    Fielding McConkie, The Life Beyond (Salt Lake City: Bookcraft, 1986), 148–49.
    An attempt to reconcile these differing points of view is provided by Eugene England
    in “Perfection and Progression: Two Complementary Ways to Talk about God,”
    BYU Studies 29/3 (1989): 31–47.
  23. See David L. Paulsen, “Omnipotent God; Omnipresence of God; Omniscience
    of God,” in Encyclopedia of Mormonism, 3:1030.
  24. See David L. Paulsen, review of The Story of Christian Theology: Twenty Centuries
    of Tradition and Reform
    , by Roger E. Olson, BYU Studies 39/4 (2000): 185–94.
  25. Roberts, Seventy’s Course in Theology, Fifth Year, iv–v.
  26. Comprehensive History of the Church, 2:381.
  27. For a more exhaustive treatment of divine risk, see Sanders, The God Who Risks.
  28. Roberts, Seventy’s Course in Theology, Fourth Year, 70.
  29. See John Hick, Evil and the God of Love (San Francisco: Harper and Row, 1978).
  30. Pinnock feels that the idea that some evils originate in the kingdom of Satan
    is supported biblically.
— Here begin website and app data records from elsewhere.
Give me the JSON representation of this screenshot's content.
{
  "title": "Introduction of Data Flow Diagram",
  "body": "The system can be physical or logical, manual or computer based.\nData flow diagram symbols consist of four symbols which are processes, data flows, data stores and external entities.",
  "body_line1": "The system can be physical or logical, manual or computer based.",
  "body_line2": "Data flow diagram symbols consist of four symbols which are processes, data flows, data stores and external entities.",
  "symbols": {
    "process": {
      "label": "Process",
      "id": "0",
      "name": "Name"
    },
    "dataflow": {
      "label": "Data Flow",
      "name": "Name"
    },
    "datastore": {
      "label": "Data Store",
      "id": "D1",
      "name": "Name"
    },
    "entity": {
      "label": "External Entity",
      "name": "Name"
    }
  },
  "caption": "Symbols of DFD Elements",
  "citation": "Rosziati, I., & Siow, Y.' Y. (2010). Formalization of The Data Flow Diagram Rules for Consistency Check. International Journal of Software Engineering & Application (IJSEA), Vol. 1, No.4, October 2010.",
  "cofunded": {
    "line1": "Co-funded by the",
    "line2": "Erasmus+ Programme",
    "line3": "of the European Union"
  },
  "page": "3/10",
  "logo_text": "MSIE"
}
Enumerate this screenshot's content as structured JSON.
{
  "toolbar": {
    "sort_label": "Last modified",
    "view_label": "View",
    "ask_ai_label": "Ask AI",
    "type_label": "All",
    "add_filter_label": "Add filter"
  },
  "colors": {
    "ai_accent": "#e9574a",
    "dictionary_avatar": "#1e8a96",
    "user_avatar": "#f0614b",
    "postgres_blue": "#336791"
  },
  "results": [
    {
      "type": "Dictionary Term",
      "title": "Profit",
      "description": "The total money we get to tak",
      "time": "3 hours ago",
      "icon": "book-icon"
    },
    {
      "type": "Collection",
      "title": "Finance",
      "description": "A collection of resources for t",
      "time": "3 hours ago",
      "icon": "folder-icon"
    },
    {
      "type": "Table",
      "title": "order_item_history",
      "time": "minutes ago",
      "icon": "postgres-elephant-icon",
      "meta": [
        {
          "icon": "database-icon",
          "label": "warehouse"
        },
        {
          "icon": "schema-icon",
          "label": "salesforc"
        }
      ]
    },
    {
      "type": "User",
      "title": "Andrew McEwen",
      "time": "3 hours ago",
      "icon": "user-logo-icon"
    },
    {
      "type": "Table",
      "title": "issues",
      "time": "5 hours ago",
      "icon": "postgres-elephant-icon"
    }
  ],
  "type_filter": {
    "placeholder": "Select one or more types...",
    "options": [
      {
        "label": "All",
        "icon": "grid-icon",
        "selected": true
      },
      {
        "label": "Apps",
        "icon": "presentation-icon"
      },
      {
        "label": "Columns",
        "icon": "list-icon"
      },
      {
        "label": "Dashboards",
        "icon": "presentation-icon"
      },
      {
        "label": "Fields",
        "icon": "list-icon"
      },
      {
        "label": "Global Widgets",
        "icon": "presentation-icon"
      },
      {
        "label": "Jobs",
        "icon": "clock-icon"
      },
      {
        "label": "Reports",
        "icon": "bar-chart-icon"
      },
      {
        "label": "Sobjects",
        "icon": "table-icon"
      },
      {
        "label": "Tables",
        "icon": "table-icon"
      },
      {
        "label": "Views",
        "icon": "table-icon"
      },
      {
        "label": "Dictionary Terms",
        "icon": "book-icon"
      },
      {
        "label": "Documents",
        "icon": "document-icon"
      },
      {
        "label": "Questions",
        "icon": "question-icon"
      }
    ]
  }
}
While he does not offer specific proof texts, he points
    out that Jesus did not attribute things like deformity, blindness, leprosy and
    fever to the providence of God. Pinnock writes, “We say with Jesus, ‘An
    enemy has done this!’ and refuse to blame God for it (Mt. 13:28)”
    (p. 134).
  31. For a Latter-day Saint treatment that proposes the existence of pointless
    evil, see R. Dennis Potter, “Finitism and the Problem of Evil,” Dialogue
    33/4 (2000): 83–95; and David L. Paulsen, “Joseph Smith and the Problem
    of Evil,” BYU Studies 39/1 (2000): 53–65.
  32. William James, The Varieties of Religious Experiences: A Study in Human Nature
    (Mineola, N.Y.: Dover, 2002), 445. Also see Paulsen, “The God of Abraham,
    Isaac, and (William) James.”
  33. See “Thine alms have come up as a memorial before me” (D&C
    112:1; cf. Acts 10:4; Jacob 7:22; Mosiah 3:4; 27:14).